View and manipulate your browser cache

Forget about exploring your Firefox or Google Chrome cache. When it comes to browser cache, the biggest problem that most users face is figuring out in just which folder the elusive cache resides.

Forget about exploring your Firefox or Google Chrome cache. When it comes to browser cache, the biggest problem that most users face is figuring out in just which folder the elusive but often-important browsing history data resides. MozillaCacheView and ChromeCacheView from long-time freeware utility publisher NirSoft make it easy to not merely view your cache, but to truly get your hands deep into it, too.

ChromeCacheView on the left, and MozillaCacheView on the right.

(Credit: Screenshot by Seth Rosenblatt/CNET)

The interface of either will instantly bore you. How uninspired is it? It's so dull I've got to point out that there's a menu bar, because right below it there's a row of nearly indecipherable buttons. Most of what you'll want is there, and thankfully they all have mouse-over tooltips so you can figure what they do on the fly. A little bit of exploring will help you grok what each one does. In order: you can select the cache folder, open the cached item's link in your browser, copy selected cached files to a new folder, or delete selected files. The next two buttons let you filter the cache and clear the filter, and we were surprised at how well the filter worked.
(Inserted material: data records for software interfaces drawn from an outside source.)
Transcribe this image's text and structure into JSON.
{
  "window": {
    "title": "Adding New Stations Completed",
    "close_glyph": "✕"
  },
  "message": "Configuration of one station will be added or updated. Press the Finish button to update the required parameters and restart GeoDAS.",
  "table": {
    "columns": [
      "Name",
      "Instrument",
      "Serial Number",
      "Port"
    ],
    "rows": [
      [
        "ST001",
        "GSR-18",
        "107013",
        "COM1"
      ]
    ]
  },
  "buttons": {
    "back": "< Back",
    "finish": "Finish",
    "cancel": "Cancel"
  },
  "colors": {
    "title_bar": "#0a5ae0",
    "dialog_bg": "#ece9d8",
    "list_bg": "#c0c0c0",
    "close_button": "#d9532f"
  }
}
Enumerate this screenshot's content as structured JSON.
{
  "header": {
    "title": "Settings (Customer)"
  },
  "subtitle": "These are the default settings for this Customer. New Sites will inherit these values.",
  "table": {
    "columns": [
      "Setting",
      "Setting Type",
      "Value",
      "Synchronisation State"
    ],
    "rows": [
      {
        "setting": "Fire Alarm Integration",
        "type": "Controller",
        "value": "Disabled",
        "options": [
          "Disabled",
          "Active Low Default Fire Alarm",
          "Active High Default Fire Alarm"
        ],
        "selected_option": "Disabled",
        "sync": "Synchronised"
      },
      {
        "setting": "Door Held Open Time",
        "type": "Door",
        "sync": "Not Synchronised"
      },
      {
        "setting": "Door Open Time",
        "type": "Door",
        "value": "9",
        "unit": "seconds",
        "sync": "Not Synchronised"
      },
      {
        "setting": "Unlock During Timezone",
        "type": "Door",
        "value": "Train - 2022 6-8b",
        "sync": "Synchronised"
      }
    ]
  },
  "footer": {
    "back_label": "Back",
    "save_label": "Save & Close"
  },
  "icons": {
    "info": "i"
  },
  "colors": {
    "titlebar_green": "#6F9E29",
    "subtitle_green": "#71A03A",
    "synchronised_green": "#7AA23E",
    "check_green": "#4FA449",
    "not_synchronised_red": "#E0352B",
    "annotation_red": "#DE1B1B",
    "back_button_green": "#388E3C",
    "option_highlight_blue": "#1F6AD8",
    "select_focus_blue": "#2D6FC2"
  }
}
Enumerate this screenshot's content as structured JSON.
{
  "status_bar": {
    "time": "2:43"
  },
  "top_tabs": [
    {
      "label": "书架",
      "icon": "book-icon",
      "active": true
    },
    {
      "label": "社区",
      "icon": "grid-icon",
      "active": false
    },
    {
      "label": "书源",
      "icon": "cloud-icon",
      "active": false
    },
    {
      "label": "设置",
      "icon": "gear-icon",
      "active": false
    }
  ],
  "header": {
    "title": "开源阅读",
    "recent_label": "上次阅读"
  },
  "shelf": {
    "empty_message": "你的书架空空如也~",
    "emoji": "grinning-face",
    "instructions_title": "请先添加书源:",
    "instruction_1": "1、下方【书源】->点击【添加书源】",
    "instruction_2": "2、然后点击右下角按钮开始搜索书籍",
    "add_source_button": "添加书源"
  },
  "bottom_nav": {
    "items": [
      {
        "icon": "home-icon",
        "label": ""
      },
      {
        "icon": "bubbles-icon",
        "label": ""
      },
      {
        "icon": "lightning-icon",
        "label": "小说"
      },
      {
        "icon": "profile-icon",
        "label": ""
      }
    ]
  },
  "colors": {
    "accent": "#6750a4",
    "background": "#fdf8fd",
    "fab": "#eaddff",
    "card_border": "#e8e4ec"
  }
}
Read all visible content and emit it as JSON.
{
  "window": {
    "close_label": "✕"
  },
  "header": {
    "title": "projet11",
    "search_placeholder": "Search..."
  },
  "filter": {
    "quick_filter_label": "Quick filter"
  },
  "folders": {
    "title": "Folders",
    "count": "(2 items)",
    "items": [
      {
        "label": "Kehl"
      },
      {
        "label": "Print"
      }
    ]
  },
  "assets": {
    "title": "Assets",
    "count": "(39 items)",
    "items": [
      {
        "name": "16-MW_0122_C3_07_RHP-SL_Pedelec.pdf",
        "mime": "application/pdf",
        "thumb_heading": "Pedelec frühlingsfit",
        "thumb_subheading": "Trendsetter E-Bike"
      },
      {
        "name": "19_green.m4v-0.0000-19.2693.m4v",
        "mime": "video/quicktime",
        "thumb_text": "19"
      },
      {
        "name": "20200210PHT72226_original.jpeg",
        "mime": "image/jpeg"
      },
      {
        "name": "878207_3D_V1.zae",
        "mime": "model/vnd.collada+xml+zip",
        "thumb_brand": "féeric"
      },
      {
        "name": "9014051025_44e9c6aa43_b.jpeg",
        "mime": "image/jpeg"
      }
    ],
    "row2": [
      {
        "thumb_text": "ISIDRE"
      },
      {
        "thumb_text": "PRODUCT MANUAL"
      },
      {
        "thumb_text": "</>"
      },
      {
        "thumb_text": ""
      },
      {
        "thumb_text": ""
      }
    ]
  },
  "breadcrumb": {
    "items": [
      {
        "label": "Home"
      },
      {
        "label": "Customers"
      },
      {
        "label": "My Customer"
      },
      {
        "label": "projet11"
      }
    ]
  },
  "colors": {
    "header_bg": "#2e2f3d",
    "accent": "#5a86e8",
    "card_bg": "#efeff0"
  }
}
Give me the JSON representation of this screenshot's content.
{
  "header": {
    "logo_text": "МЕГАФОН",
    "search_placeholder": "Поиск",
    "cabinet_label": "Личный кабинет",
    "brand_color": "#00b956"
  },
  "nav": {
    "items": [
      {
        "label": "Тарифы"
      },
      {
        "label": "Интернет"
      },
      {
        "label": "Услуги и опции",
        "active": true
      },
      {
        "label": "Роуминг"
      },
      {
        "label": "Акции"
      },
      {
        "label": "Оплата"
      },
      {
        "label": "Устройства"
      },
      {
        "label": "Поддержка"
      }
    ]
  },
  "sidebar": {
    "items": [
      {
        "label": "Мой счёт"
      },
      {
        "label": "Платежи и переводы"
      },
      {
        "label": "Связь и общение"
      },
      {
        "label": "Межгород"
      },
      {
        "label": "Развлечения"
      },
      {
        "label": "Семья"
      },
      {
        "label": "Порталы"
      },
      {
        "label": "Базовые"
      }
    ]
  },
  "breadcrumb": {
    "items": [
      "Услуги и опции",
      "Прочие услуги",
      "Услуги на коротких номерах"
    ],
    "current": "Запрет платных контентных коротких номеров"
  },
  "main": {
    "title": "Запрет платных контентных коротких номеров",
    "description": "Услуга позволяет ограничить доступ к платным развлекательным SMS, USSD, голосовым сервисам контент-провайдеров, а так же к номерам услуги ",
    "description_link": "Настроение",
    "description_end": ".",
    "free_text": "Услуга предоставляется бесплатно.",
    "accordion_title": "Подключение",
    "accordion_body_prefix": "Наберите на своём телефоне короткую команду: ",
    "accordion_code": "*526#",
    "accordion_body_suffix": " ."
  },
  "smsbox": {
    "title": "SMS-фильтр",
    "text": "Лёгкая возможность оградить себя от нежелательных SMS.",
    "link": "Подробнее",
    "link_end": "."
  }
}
You can also save items, refresh the list so you don't need to restart the program, copy items to the clipboard, view properties, and perform a search. The search option allows for a more refined process than the filter. Under the View option you can export an HTML report of your cache's contents. MozillaCacheView also gives you hot keys for all its major functions, and includes several preset filters under the Options menu. Annoyingly, the programs come as ZIP archives and not as executables.

They are slightly different: ChromeCacheView doesn't provide as many options, most notably lacking the ability to delete cache items and lacking the filter. The programs are surprisingly powerful despite the lackluster interface, and make for an excellent lightweight way to explore your cache folders.

CNET Top 5
Companies Apple could buy with their billions
Apple's sitting on a massive pile of cash. Here are five interesting ways they could spend it.
Play Video
 

Member Comments